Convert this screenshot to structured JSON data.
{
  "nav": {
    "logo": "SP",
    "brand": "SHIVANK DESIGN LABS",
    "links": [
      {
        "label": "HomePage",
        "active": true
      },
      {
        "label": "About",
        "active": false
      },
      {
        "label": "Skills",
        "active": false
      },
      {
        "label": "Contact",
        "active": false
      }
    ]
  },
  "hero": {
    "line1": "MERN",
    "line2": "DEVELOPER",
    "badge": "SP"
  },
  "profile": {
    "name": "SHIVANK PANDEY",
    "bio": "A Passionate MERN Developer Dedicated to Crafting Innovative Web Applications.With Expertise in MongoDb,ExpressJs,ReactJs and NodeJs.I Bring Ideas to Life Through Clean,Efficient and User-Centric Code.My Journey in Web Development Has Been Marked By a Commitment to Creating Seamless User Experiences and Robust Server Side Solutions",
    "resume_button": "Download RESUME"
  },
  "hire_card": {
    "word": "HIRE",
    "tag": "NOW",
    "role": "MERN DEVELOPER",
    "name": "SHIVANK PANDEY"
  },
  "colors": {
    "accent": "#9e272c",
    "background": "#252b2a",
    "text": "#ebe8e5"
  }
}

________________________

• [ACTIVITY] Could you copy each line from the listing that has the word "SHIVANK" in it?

• [TASK RESPONSE]
    "brand": "SHIVANK DESIGN LABS",
    "name": "SHIVANK PANDEY",
    "name": "SHIVANK PANDEY"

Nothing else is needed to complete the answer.